"Elijah's Cup" offers a refreshing take on mental disability from the perspective of civil rights, history, and the arts. From encounters with the founders of the first civil rights organizations for autistics, who guide Paradiz and her son toward a sense of community and self-respect, and with visual artists, who share with Elijah their special ability to "think in pictures," Elijah reaches extraordinary heights in his sociability and emotional well-being.
In this utterly absorbing and inspiring narrative, Paradiz also reveals her own shadow syndrome, which afflicts many family members of autistics. She is a "cousin," a genetic link to her son's autism. Standing as she does on this cultural borderline, Paradiz is a sensitive translator between two worlds, revealing a groundbreaking insider's view of the beauty of minds hidden in the shadows of autism.
"Not only a joy to read, it challenged my thinking...and inspired new directions in my own clinical work." Tony Attwood, Ph.D., Author of Asperger's Syndrome: A Guide For Parents and Professionals
"Valerie doesn't offer a typical autism story, for, as a sophisticated translator and teacher, she is highly literate, comfortable quoting from Wittgenstein and Nietzsche, and well able to avoid the personal and emotional excesses often seen in similar, less intelligent and less thoughtful testimonies." Booklist
"Valerie Paradiz has written an honest, artistic, and very human account of the impact of this exceptional and controversial social-political movement on her life and that of her colorful son, Elijah. She captures how this sometimes mind-blowing social adventure in a world rarely visited by most people expanded their lives and helped shape a different place of belonging within the world." Donna Williams, author of Nobody Nowhere
"Sixty years ago, my father, the Austrian pediatrician, Hans Asperger, revealed the appealing and often overlooked qualities of these unusual children. He also showed how we even find some resonance of their difficult traits within ourselves. Now it's time for us to hear more directly the voice of autistic people and that of their parents. Valerie Paradiz has given us a precious gift of a book, full of her own experiences with her son." Maria Asperger, Child Psychiatrist

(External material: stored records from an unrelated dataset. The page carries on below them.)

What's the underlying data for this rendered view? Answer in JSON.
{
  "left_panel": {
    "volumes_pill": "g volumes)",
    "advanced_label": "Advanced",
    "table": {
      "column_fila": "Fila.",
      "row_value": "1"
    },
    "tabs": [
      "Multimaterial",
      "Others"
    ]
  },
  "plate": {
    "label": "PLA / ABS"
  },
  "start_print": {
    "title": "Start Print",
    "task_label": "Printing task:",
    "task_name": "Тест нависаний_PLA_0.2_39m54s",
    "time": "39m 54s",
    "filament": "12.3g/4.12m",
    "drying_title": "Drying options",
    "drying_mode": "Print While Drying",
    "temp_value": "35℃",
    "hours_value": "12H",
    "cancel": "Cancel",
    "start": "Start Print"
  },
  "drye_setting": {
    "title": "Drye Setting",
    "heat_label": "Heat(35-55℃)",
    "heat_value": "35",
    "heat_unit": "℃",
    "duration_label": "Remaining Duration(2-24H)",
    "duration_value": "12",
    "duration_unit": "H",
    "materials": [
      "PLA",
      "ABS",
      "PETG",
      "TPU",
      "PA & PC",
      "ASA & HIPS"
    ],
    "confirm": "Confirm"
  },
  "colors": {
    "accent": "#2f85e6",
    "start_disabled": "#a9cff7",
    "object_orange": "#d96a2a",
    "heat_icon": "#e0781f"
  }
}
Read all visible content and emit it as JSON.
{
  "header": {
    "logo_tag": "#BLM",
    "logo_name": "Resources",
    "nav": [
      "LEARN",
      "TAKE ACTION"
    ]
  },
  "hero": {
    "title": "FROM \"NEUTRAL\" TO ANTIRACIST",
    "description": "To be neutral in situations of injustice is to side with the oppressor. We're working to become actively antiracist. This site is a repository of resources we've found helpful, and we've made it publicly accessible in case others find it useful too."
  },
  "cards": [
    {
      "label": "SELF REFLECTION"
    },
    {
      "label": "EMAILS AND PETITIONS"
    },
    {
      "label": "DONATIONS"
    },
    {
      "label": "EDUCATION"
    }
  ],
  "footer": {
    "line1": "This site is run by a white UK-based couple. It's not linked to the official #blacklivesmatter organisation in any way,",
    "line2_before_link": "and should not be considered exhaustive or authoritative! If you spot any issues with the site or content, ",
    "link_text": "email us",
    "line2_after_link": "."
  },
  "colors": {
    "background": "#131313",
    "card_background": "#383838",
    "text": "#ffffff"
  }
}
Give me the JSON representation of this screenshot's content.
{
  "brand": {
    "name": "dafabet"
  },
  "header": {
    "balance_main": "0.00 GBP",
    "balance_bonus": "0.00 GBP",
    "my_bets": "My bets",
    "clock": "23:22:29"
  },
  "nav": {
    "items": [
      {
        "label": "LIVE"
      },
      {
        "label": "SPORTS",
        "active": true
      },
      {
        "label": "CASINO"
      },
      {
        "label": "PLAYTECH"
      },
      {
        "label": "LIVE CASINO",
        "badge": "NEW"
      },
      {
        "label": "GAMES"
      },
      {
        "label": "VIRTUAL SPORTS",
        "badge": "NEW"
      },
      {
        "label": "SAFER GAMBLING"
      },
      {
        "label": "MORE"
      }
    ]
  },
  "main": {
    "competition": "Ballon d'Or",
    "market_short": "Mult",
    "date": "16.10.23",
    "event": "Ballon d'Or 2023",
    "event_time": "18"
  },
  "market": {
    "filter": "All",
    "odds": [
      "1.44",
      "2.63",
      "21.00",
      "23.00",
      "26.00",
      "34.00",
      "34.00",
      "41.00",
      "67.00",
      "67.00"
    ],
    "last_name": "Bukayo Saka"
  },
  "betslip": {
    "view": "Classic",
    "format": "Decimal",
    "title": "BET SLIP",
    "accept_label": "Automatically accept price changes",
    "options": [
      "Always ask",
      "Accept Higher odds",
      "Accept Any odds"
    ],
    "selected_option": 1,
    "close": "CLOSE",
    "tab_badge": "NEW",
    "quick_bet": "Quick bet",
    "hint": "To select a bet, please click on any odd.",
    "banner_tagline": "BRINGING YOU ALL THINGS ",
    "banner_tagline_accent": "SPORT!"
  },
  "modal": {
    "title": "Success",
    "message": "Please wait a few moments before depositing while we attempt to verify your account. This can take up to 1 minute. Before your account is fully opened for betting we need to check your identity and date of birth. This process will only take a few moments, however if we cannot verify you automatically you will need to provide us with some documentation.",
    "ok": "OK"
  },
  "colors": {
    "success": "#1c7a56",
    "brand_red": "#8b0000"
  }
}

"Valerie Paradiz's appealing narrative of day-to-day living with her autistic son held me from start to finish. It brims with insights, especially those stressing the importance of "dismantling our fear" of other ways of perceiving. Very timely and resonant." Gail Godwin
"Bravo, Valerie, you are eloquently describing the journey that you and Elijah, and I and my son Jeremy, and the other fellow travelers I have met along the way of this "long strange trip" of parenthood and childhood on the spectrum are making." Phil Schwarz, VP Asperger's Association of New England
About the Author
Valerie Paradiz was born in Colorado and has lived and worked in Germany and Japan. For several years she has taught literature and writing at Bard College in Annandale-on-Hudson. She lives with her son in Woodstock, New York.
Table of Contents
CHAPTER 1 Elijah's Cup
CHAPTER 2 The Gift of Loss
CHAPTER 3 Perfect Strangers
CHAPTER 4 The Coincidence of Sharron Loree
CHAPTER 5 Nietzsche in the Bathtub
CHAPTER 6 My Father Was a Yakker
CHAPTER 7 Echolalia Fun Fun Fun
CHAPTER 8 Balloon Days
CHAPTER 9 Cartoons Don't Get Hurt
CHAPTER 10 Life Under Glass
CHAPTER 11 Playground Comedian
CHAPTER 12 Cracking Code
Web Sites by and for Autistic People and for Autistic Advocacy